The raised beds are growing spectacularly. Between this photo and today, we've had a lot of rain and some warm temperatures. Everything in the garden has been growing dramatically overnight, after all that wet, warm weather. The beans should be flowering any day now. We've been eating salad every other day or sometimes every day. The onions, leeks, turnips and carrots are looking good. There are little green tomatoes on some of the tomato plants and the little pepper plants are just big enough that they should be starting to set flowers in the next couple of days.

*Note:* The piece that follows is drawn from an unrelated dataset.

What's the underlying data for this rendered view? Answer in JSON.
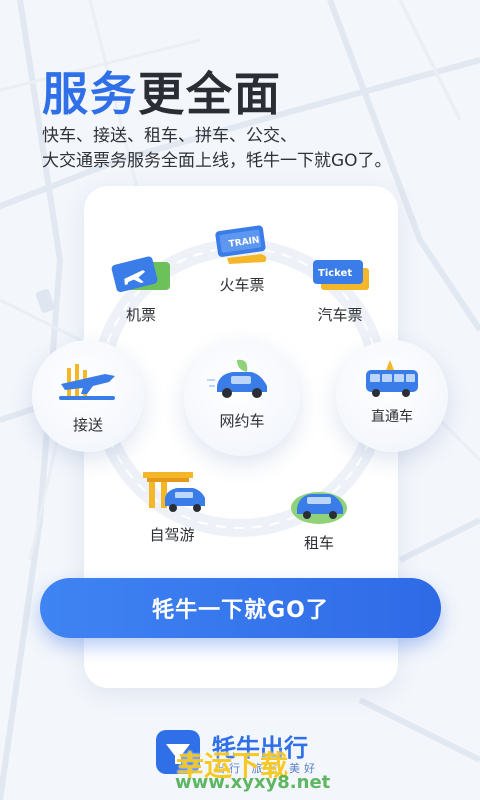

The raised beds dry out more quickly, so I have to water them once in a while. When the temperatures get stinking hot, I may have to do it every day, but luckily, it doesn't take a lot of water to keep them growing nicely! The raised beds are also easy to weed. I've been plucking tiny weeds out every day. The soil is soft enough that they just pop out with little effort. The biggest problem is that it was a really good year for Maple tree keys. Those are the Maple seeds that float down like little helicopters. There were hundreds falling on the deck pots and raised beds alone, not to mention that the lawn was heavily covered and looked silvery for a while. Now I'm plucking little Maple seedlings out daily, by the dozens at times - sometimes a dozen from just one little pot!

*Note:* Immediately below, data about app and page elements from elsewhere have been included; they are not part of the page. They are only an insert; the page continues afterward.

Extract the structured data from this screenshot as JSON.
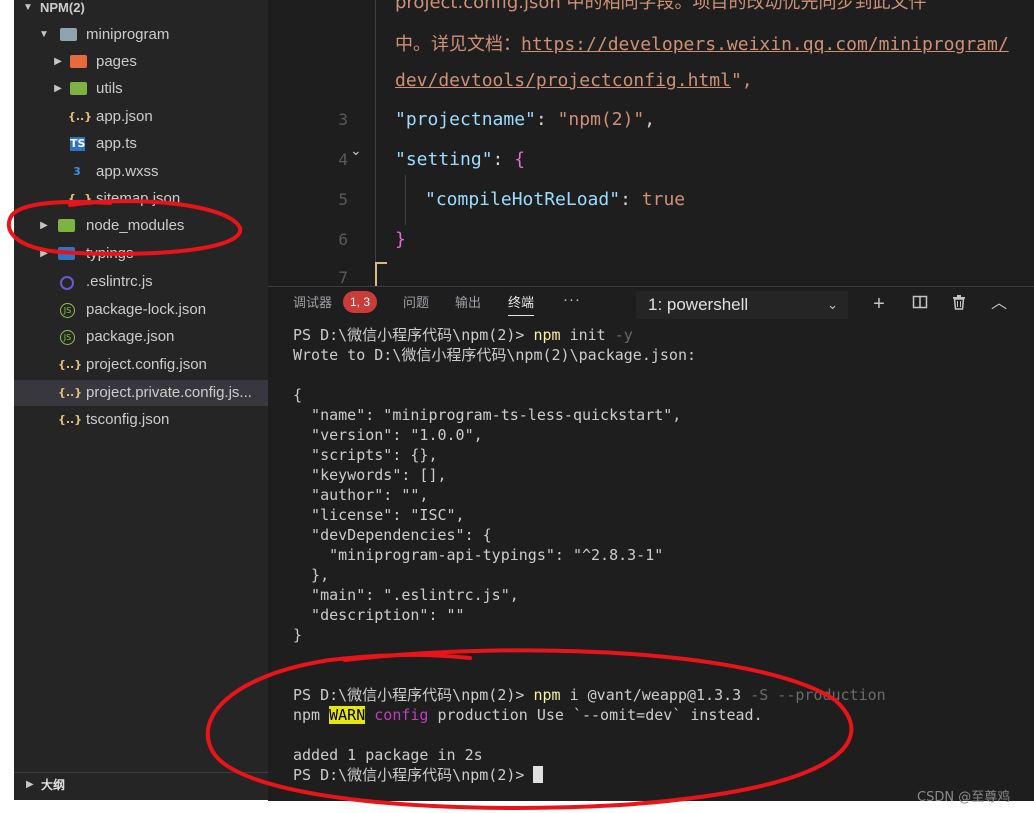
{
  "explorer": {
    "root": "NPM(2)",
    "items": [
      {
        "label": "miniprogram",
        "icon": "folder-open-icon"
      },
      {
        "label": "pages",
        "icon": "folder-icon"
      },
      {
        "label": "utils",
        "icon": "folder-icon"
      },
      {
        "label": "app.json",
        "icon": "json-icon"
      },
      {
        "label": "app.ts",
        "icon": "ts-icon"
      },
      {
        "label": "app.wxss",
        "icon": "css-icon"
      },
      {
        "label": "sitemap.json",
        "icon": "json-icon"
      },
      {
        "label": "node_modules",
        "icon": "folder-icon"
      },
      {
        "label": "typings",
        "icon": "folder-icon"
      },
      {
        "label": ".eslintrc.js",
        "icon": "eslint-icon"
      },
      {
        "label": "package-lock.json",
        "icon": "npm-icon"
      },
      {
        "label": "package.json",
        "icon": "npm-icon"
      },
      {
        "label": "project.config.json",
        "icon": "json-icon"
      },
      {
        "label": "project.private.config.js...",
        "icon": "json-icon"
      },
      {
        "label": "tsconfig.json",
        "icon": "json-icon"
      }
    ],
    "outline": "大纲"
  },
  "editor": {
    "line_numbers": [
      "3",
      "4",
      "5",
      "6",
      "7"
    ],
    "wrap1_a": "project.config.json 中的相同字段。项目的改动优先同步到此文件",
    "wrap2_a": "中。详见文档：",
    "wrap2_url": "https://developers.weixin.qq.com/miniprogram/",
    "wrap3_url": "dev/devtools/projectconfig.html",
    "wrap3_end": "\",",
    "l3_key": "\"projectname\"",
    "l3_sep": ": ",
    "l3_val": "\"npm(2)\"",
    "l3_end": ",",
    "l4_key": "\"setting\"",
    "l4_sep": ": ",
    "l4_brace": "{",
    "l5_key": "\"compileHotReLoad\"",
    "l5_sep": ": ",
    "l5_val": "true",
    "l6_brace": "}"
  },
  "panel": {
    "tabs": {
      "debug": "调试器",
      "problems": "问题",
      "output": "输出",
      "terminal": "终端"
    },
    "badge": "1, 3",
    "more": "···",
    "shell": "1: powershell",
    "icons": [
      "plus-icon",
      "split-icon",
      "trash-icon",
      "chevron-up-icon"
    ]
  },
  "terminal": {
    "prompt": "PS D:\\微信小程序代码\\npm(2)> ",
    "cmd1": "npm",
    "cmd1_rest": " init ",
    "cmd1_flag": "-y",
    "wrote": "Wrote to D:\\微信小程序代码\\npm(2)\\package.json:",
    "json_lines": [
      "{",
      "  \"name\": \"miniprogram-ts-less-quickstart\",",
      "  \"version\": \"1.0.0\",",
      "  \"scripts\": {},",
      "  \"keywords\": [],",
      "  \"author\": \"\",",
      "  \"license\": \"ISC\",",
      "  \"devDependencies\": {",
      "    \"miniprogram-api-typings\": \"^2.8.3-1\"",
      "  },",
      "  \"main\": \".eslintrc.js\",",
      "  \"description\": \"\"",
      "}"
    ],
    "cmd2": "npm",
    "cmd2_rest": " i @vant/weapp@1.3.3 ",
    "cmd2_flag": "-S --production",
    "warn_pre": "npm ",
    "warn": "WARN",
    "warn_cfg": " config",
    "warn_msg": " production Use `--omit=dev` instead.",
    "added": "added 1 package in 2s"
  },
  "watermark": "CSDN @至尊鸡",
  "colors": {
    "sidebar": "#252526",
    "editor": "#1e1e1e",
    "annotation": "#e8141a",
    "warn_bg": "#e5e510",
    "badge": "#c93c37"
  }
}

The hot and humid, then cool and rainy, and then warmer and humid again has given rise to the start of powdery mildew on the cucurbits - well, the pumpkins and cucumbers anyway. So far the zucchini seems fine, so I didn't bother dusting it. In the past I've lost all the cukes and pumpkins to powdery mildew, despite using all the so called organic methods like coating the leaves with milk and spraying them with baking soda solution, and baking soda and dish soap, (and the list goes on). This time I looked up the different ways and it turns out that sulfur is recommended. I purchased the little tin, donned my gloves and sprinkled away. So far it seems to have done the trick. Baking soda, or sodium bicarbonate it no less a chemical than sulfur. The sulfur has a 1 day turn around time from application to ingestion, so it can't be all that horrid. Regardless, I really didn't want to lose the crop before they'd even had a chance to start growing. Fingers crossed that there will be a lot of cucumbers for my lunches and pumpkin pies in the autumn.

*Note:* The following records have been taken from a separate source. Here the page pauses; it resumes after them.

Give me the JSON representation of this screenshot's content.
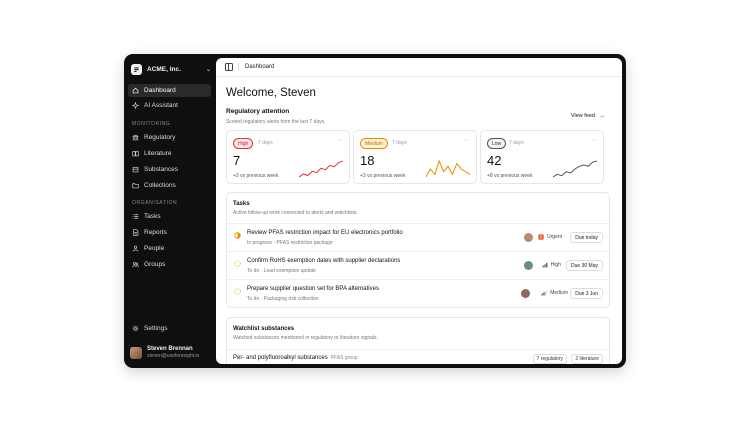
{
  "sidebar": {
    "org_name": "ACME, Inc.",
    "items_top": [
      {
        "label": "Dashboard",
        "icon": "home-icon"
      },
      {
        "label": "AI Assistant",
        "icon": "sparkle-icon"
      }
    ],
    "section_monitoring": "MONITORING",
    "items_monitoring": [
      {
        "label": "Regulatory",
        "icon": "landmark-icon"
      },
      {
        "label": "Literature",
        "icon": "book-icon"
      },
      {
        "label": "Substances",
        "icon": "flask-icon"
      },
      {
        "label": "Collections",
        "icon": "folder-icon"
      }
    ],
    "section_organisation": "ORGANISATION",
    "items_organisation": [
      {
        "label": "Tasks",
        "icon": "list-icon"
      },
      {
        "label": "Reports",
        "icon": "file-icon"
      },
      {
        "label": "People",
        "icon": "user-icon"
      },
      {
        "label": "Groups",
        "icon": "users-icon"
      }
    ],
    "settings_label": "Settings",
    "user": {
      "name": "Steven Brennan",
      "email": "steven@useforesight.io"
    }
  },
  "topbar": {
    "breadcrumb": "Dashboard"
  },
  "main": {
    "welcome": "Welcome, Steven",
    "regulatory": {
      "title": "Regulatory attention",
      "subtitle": "Scored regulatory alerts from the last 7 days.",
      "view_feed": "View feed",
      "cards": [
        {
          "badge": "High",
          "days": "7 days",
          "count": "7",
          "delta": "+3 vs previous week",
          "color": "#e0303a",
          "badge_bg": "#fde7e7",
          "badge_fg": "#c4202a",
          "spark": [
            3,
            4,
            3.5,
            5,
            4.5,
            6,
            5.5,
            7,
            6.5,
            8,
            8.5
          ]
        },
        {
          "badge": "Medium",
          "days": "7 days",
          "count": "18",
          "delta": "+3 vs previous week",
          "color": "#f08c00",
          "badge_bg": "#fff1d6",
          "badge_fg": "#b76b00",
          "spark": [
            2,
            5,
            3,
            8,
            4,
            6,
            3,
            7,
            5,
            4,
            3
          ]
        },
        {
          "badge": "Low",
          "days": "7 days",
          "count": "42",
          "delta": "+8 vs previous week",
          "color": "#555555",
          "badge_bg": "#f2f2f2",
          "badge_fg": "#333333",
          "spark": [
            2,
            3,
            2.5,
            4,
            3.5,
            5,
            6,
            6.5,
            6,
            7.5,
            8
          ]
        }
      ]
    },
    "tasks": {
      "title": "Tasks",
      "subtitle": "Active follow-up work connected to alerts and watchlists.",
      "items": [
        {
          "title": "Review PFAS restriction impact for EU electronics portfolio",
          "meta": "In progress · PFAS restriction package",
          "priority": "Urgent",
          "due": "Due today",
          "status_color": "#f08c00"
        },
        {
          "title": "Confirm RoHS exemption dates with supplier declarations",
          "meta": "To do · Lead exemption update",
          "priority": "High",
          "due": "Due 30 May",
          "status_color": "#f0b400"
        },
        {
          "title": "Prepare supplier question set for BPA alternatives",
          "meta": "To do · Packaging risk collection",
          "priority": "Medium",
          "due": "Due 3 Jun",
          "status_color": "#f0b400"
        }
      ]
    },
    "watchlist": {
      "title": "Watchlist substances",
      "subtitle": "Watched substances mentioned in regulatory or literature signals.",
      "rows": [
        {
          "name": "Per- and polyfluoroalkyl substances",
          "group": "PFAS group",
          "regulatory": "7 regulatory",
          "literature": "2 literature"
        }
      ]
    }
  }
}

Last night's salad: two types of red leaf lettuce, oakleaf lettuce, black seeded Simpson lettuce, romaine, spinach, kale, swiss chard, green multiplier onions and 1 tiny orange tomato which is hidden under a leaf! YUM!